#### REQUIRED ACTION:
Give all of the data below again exactly, and drop the images.

Data entries:
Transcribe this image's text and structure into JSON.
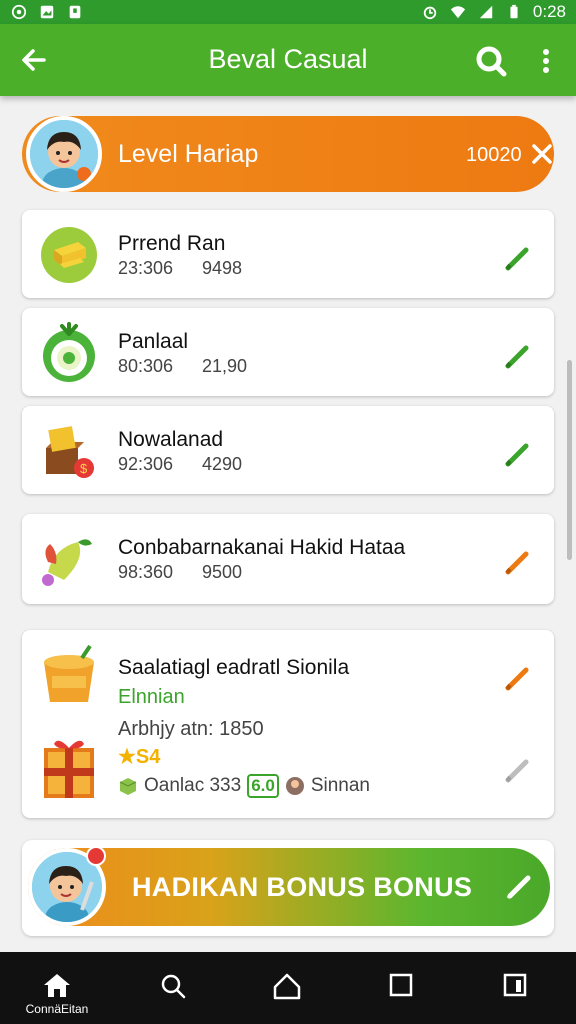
{
  "status_bar": {
    "time": "0:28"
  },
  "app_bar": {
    "title": "Beval Casual"
  },
  "level_banner": {
    "label": "Level Hariap",
    "value": "10020"
  },
  "items": [
    {
      "name": "Prrend Ran",
      "v1": "23:306",
      "v2": "9498",
      "pencil_color": "#3aa52a"
    },
    {
      "name": "Panlaal",
      "v1": "80:306",
      "v2": "21,90",
      "pencil_color": "#3aa52a"
    },
    {
      "name": "Nowalanad",
      "v1": "92:306",
      "v2": "4290",
      "pencil_color": "#3aa52a"
    },
    {
      "name": "Conbabarnakanai Hakid Hataa",
      "v1": "98:360",
      "v2": "9500",
      "pencil_color": "#ee7a12"
    }
  ],
  "big_card": {
    "name": "Saalatiagl eadratl Sionila",
    "subtitle": "Elnnian",
    "arbitrary": "Arbhjy atn: 1850",
    "stars": "★S4",
    "item_text": "Oanlac 333",
    "badge": "6.0",
    "person_text": "Sinnan"
  },
  "bonus": {
    "label": "HADIKAN BONUS BONUS"
  },
  "nav": {
    "home_label": "ConnäEitan"
  },
  "colors": {
    "green": "#4caf2a",
    "orange": "#ee7a12",
    "status": "#2e9b2c"
  }
}
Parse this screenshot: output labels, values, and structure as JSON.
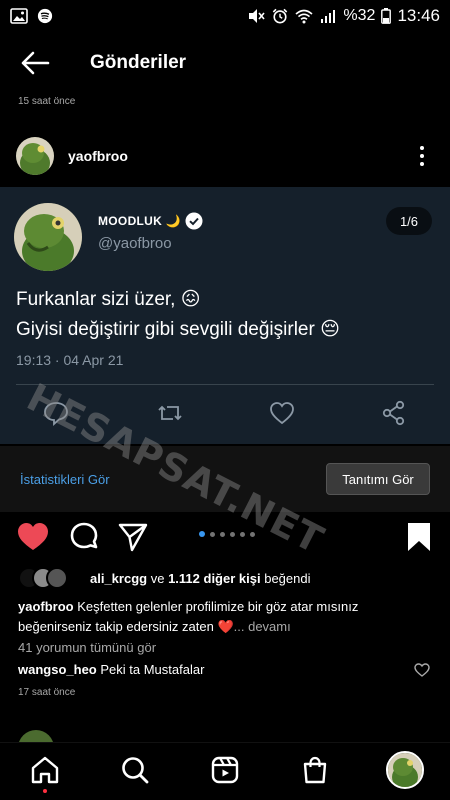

#### COMPLETED EXERCISE:
Transcribe this image's text and structure into JSON.
{
  "status_bar": {
    "time": "0:28"
  },
  "app_bar": {
    "title": "Beval Casual"
  },
  "level_banner": {
    "label": "Level Hariap",
    "value": "10020"
  },
  "items": [
    {
      "name": "Prrend Ran",
      "v1": "23:306",
      "v2": "9498",
      "pencil_color": "#3aa52a"
    },
    {
      "name": "Panlaal",
      "v1": "80:306",
      "v2": "21,90",
      "pencil_color": "#3aa52a"
    },
    {
      "name": "Nowalanad",
      "v1": "92:306",
      "v2": "4290",
      "pencil_color": "#3aa52a"
    },
    {
      "name": "Conbabarnakanai Hakid Hataa",
      "v1": "98:360",
      "v2": "9500",
      "pencil_color": "#ee7a12"
    }
  ],
  "big_card": {
    "name": "Saalatiagl eadratl Sionila",
    "subtitle": "Elnnian",
    "arbitrary": "Arbhjy atn: 1850",
    "stars": "★S4",
    "item_text": "Oanlac 333",
    "badge": "6.0",
    "person_text": "Sinnan"
  },
  "bonus": {
    "label": "HADIKAN BONUS BONUS"
  },
  "nav": {
    "home_label": "ConnäEitan"
  },
  "colors": {
    "green": "#4caf2a",
    "orange": "#ee7a12",
    "status": "#2e9b2c"
  }
}
Parse this screenshot: output labels, values, and structure as JSON.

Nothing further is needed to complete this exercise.